The use of plastic packaging and the contribution to waste and pollution differs across the petrochemical, containers and packaging, FMCG, and waste management sectors due to their positions in the plastic packaging value chain. There are also varying practical considerations in each sector that can present challenges for engagement.
 World Economic Forum, Ellen MacArthur Foundation and McKinsey & Company (2016) The New Plastics Economy — Rethinking the future of plastics
 A range of research exists regarding plastics risks, including: Federated Hermes (2020) Investor Expectations for Global Plastics Challenges; Ellen MacArthur Foundation (2016) The New Plastics Economy Rethinking the Future of Plastics; Ellen MacArthur Foundation (2017) The New Plastics Economy: Catalysing Action; Ellen MacArthur Foundation (2020) Financing the Circular Economy: Capturing the Opportunity; Pew Charitable Trusts and SystemIQ (2020), Breaking the Plastic Wave: A Comprehensive Assessment of Pathways Towards Stopping Ocean Plastic Pollution.
 The carbon budget refers to the total amount of carbon emissions that can be emitted for temperatures to remain at or below a specified limit i.e. the 1.5-degree limit outlined in the Paris Agreement. See CIEL (2019) Plastic & Climate: The Hidden Costs of a Plastic Planet for more detail.
 Ellen MacArthur Foundation (2016) The New Plastics Economy Rethinking the Future of Plastics
 Pew Charitable Trusts and SystemIQ (2020), Breaking the Plastic Wave: A Comprehensive Assessment of Pathways Towards Stopping Ocean Plastic Pollution.
 According to the Ellen Macarthur Foundation, problematic or unnecessary plastic packaging may be identified through using the following criteria: it is not reusable, recyclable, or compostable; it contains, or its manufacturing requires, hazardous chemicals that pose a significant risk to human health or the environment; it can be avoided (or replaced by a reuse model) while maintaining utility; it hinders or disrupts the recyclability or compostability of other items; it has a high likelihood of being littered or ending up in the natural environment. For more detail, see Ellen Macarthur Foundation (2020) New Plastics Economy Global Commitment: Commitments, Vision and Definitions.
 Global dependency on plastics is so pervasive that bold, concerted, and large-scale actions on upstream and downstream solutions are needed – see Pew Charitable Trusts and SystemIQ (2020) Breaking the Plastic Wave: A Comprehensive Assessment of Pathways Towards Stopping Ocean Plastic Pollution.

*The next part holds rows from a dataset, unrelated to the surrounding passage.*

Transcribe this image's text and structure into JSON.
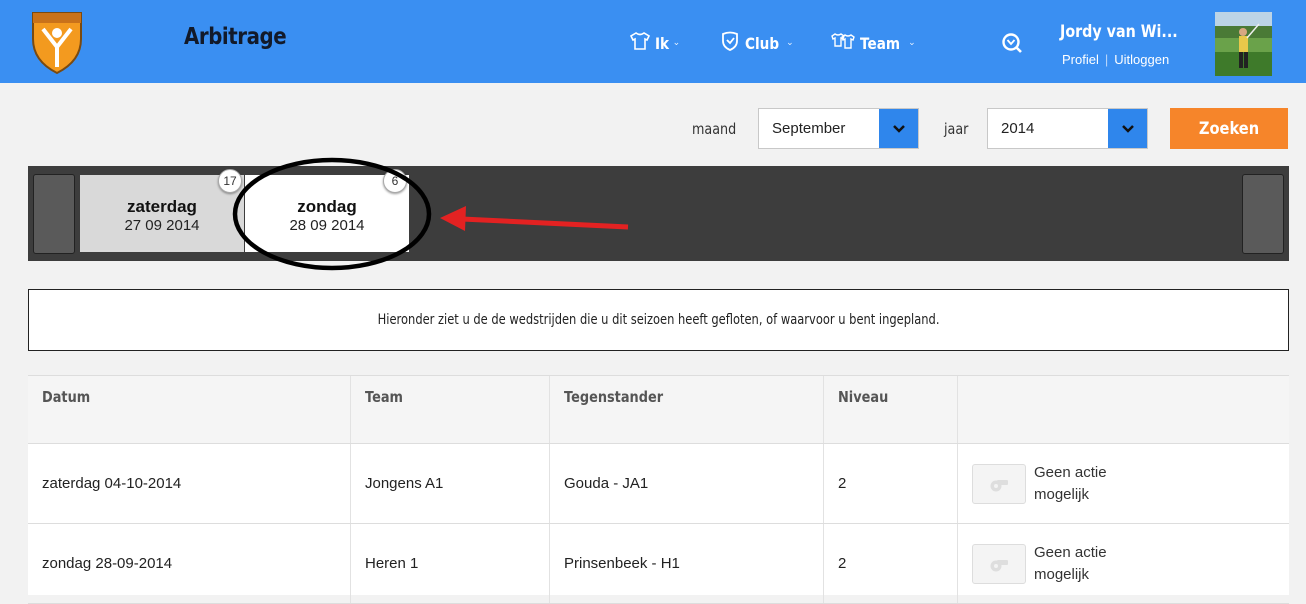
{
  "header": {
    "title": "Arbitrage",
    "nav": [
      {
        "label": "Ik"
      },
      {
        "label": "Club"
      },
      {
        "label": "Team"
      }
    ],
    "user": {
      "name": "Jordy van Wi...",
      "profile_link": "Profiel",
      "logout_link": "Uitloggen"
    }
  },
  "filters": {
    "month_label": "maand",
    "month_value": "September",
    "year_label": "jaar",
    "year_value": "2014",
    "search_button": "Zoeken"
  },
  "day_tabs": [
    {
      "day": "zaterdag",
      "date": "27 09 2014",
      "count": "17",
      "selected": false
    },
    {
      "day": "zondag",
      "date": "28 09 2014",
      "count": "6",
      "selected": true
    }
  ],
  "info_text": "Hieronder ziet u de de wedstrijden die u dit seizoen heeft gefloten, of waarvoor u bent ingepland.",
  "table": {
    "columns": [
      "Datum",
      "Team",
      "Tegenstander",
      "Niveau",
      ""
    ],
    "rows": [
      {
        "datum": "zaterdag 04-10-2014",
        "team": "Jongens A1",
        "tegenstander": "Gouda - JA1",
        "niveau": "2",
        "actie": "Geen actie mogelijk"
      },
      {
        "datum": "zondag 28-09-2014",
        "team": "Heren 1",
        "tegenstander": "Prinsenbeek - H1",
        "niveau": "2",
        "actie": "Geen actie mogelijk"
      }
    ]
  },
  "colors": {
    "header_blue": "#3a8ff2",
    "select_button_blue": "#2f86ec",
    "search_orange": "#f6852a",
    "daybar_dark": "#3d3d3d",
    "annotation_red": "#e32222"
  },
  "icons": {
    "logo": "club-logo-icon",
    "ik": "shirt-icon",
    "club": "shield-icon",
    "team": "shirts-icon",
    "search": "search-icon",
    "dropdown": "chevron-down-icon",
    "action": "whistle-icon"
  }
}
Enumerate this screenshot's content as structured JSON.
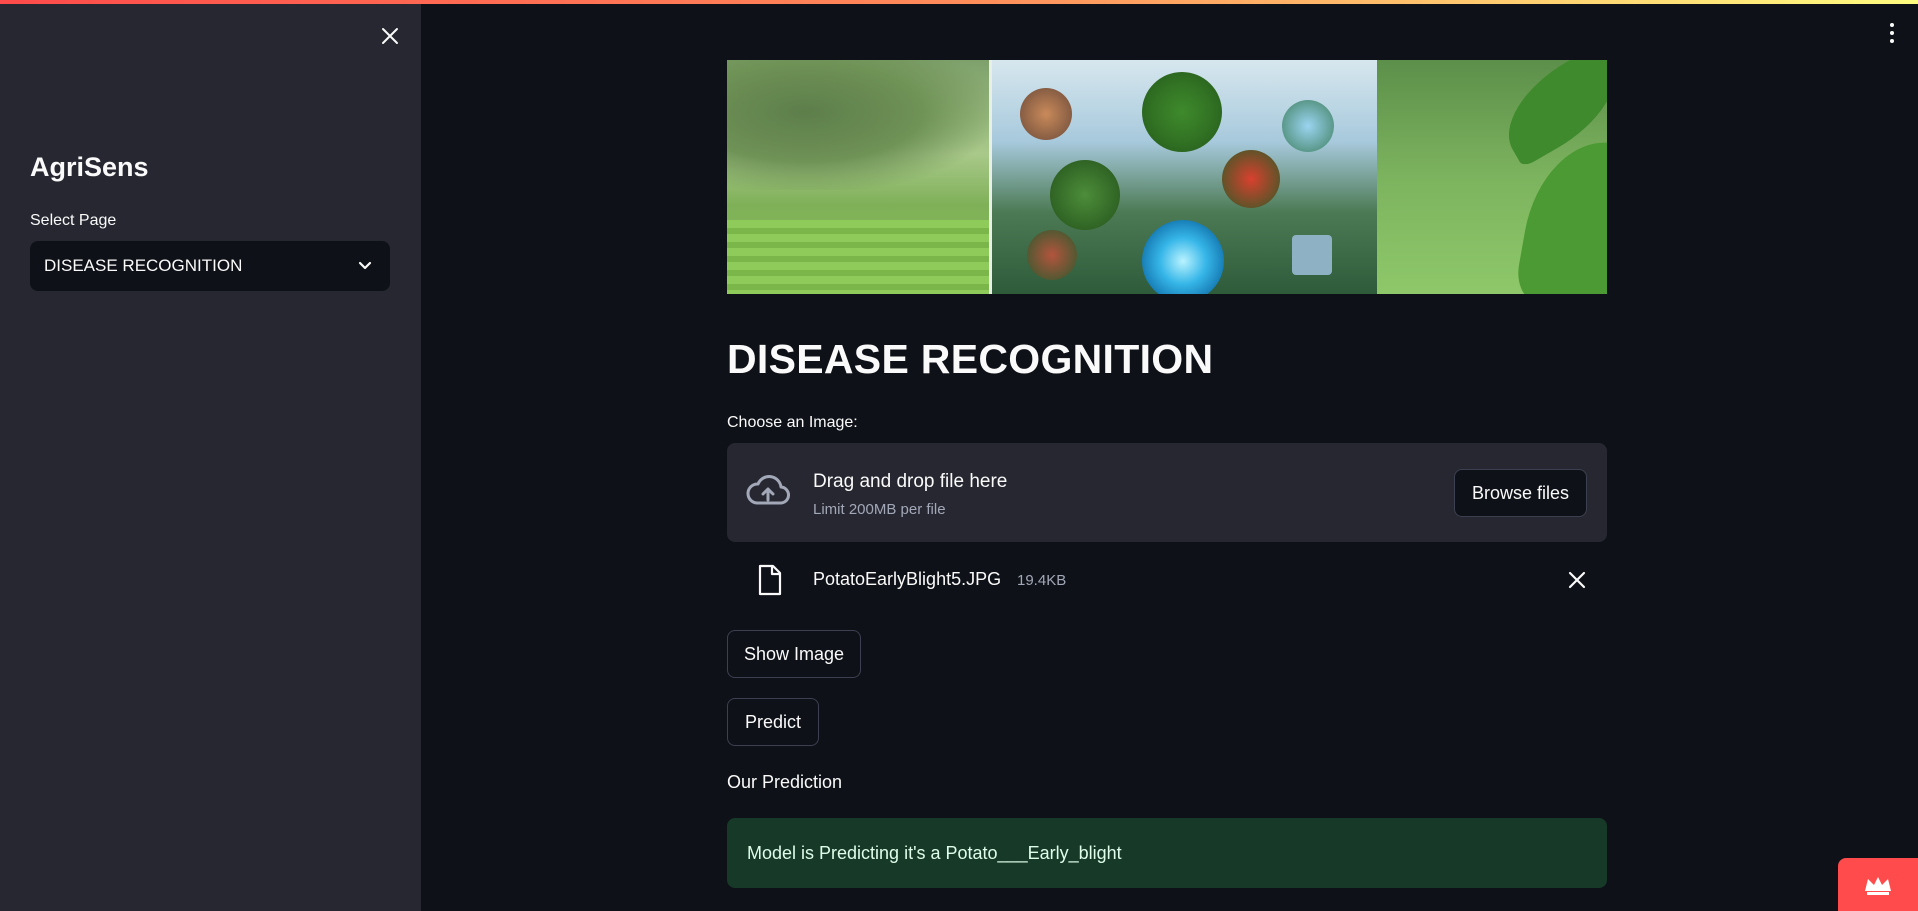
{
  "sidebar": {
    "title": "AgriSens",
    "select_label": "Select Page",
    "selected_page": "DISEASE RECOGNITION"
  },
  "main": {
    "page_title": "DISEASE RECOGNITION",
    "uploader": {
      "label": "Choose an Image:",
      "drop_text": "Drag and drop file here",
      "limit_text": "Limit 200MB per file",
      "browse_label": "Browse files"
    },
    "uploaded_file": {
      "name": "PotatoEarlyBlight5.JPG",
      "size": "19.4KB"
    },
    "buttons": {
      "show_image": "Show Image",
      "predict": "Predict"
    },
    "prediction_label": "Our Prediction",
    "prediction_result": "Model is Predicting it's a Potato___Early_blight"
  },
  "theme": {
    "accent": "#ff4b4b",
    "background": "#0e1117",
    "sidebar_bg": "#262730",
    "success_bg": "#173928"
  },
  "icons": {
    "sidebar_close": "close-icon",
    "select_arrow": "chevron-down-icon",
    "upload": "cloud-upload-icon",
    "file": "file-icon",
    "remove_file": "close-icon",
    "main_menu": "kebab-menu-icon",
    "badge": "crown-icon"
  }
}
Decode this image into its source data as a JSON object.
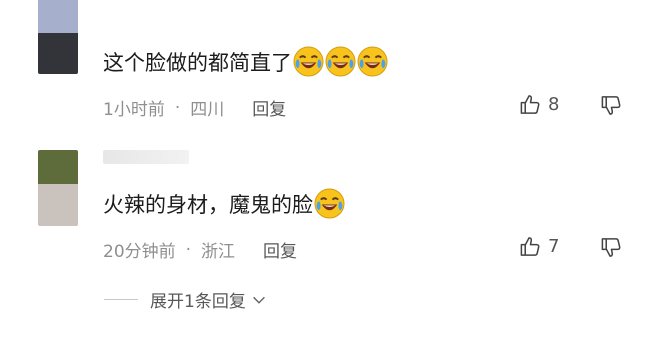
{
  "comments": [
    {
      "text": "这个脸做的都简直了",
      "emoji_count": 3,
      "time": "1小时前",
      "dot": "·",
      "location": "四川",
      "reply_label": "回复",
      "likes": "8",
      "avatar_colors": [
        "#a6b0cc",
        "#32343a"
      ]
    },
    {
      "text": "火辣的身材，魔鬼的脸",
      "emoji_count": 1,
      "time": "20分钟前",
      "dot": "·",
      "location": "浙江",
      "reply_label": "回复",
      "likes": "7",
      "avatar_colors": [
        "#5e6b3a",
        "#c9c2bd"
      ]
    }
  ],
  "expand_replies": {
    "label": "展开1条回复"
  },
  "icons": {
    "like": "thumbs-up-icon",
    "dislike": "thumbs-down-icon",
    "emoji": "crying-laughing-emoji-icon",
    "expand": "chevron-down-icon"
  },
  "colors": {
    "text": "#1c1c1c",
    "meta": "#8f8f8f",
    "reply": "#585858",
    "emoji_face": "#f7c31c"
  }
}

 The PRI’s Plastic Investor Working Group consists of 29 global investors representing US$5.9 trillion in assets.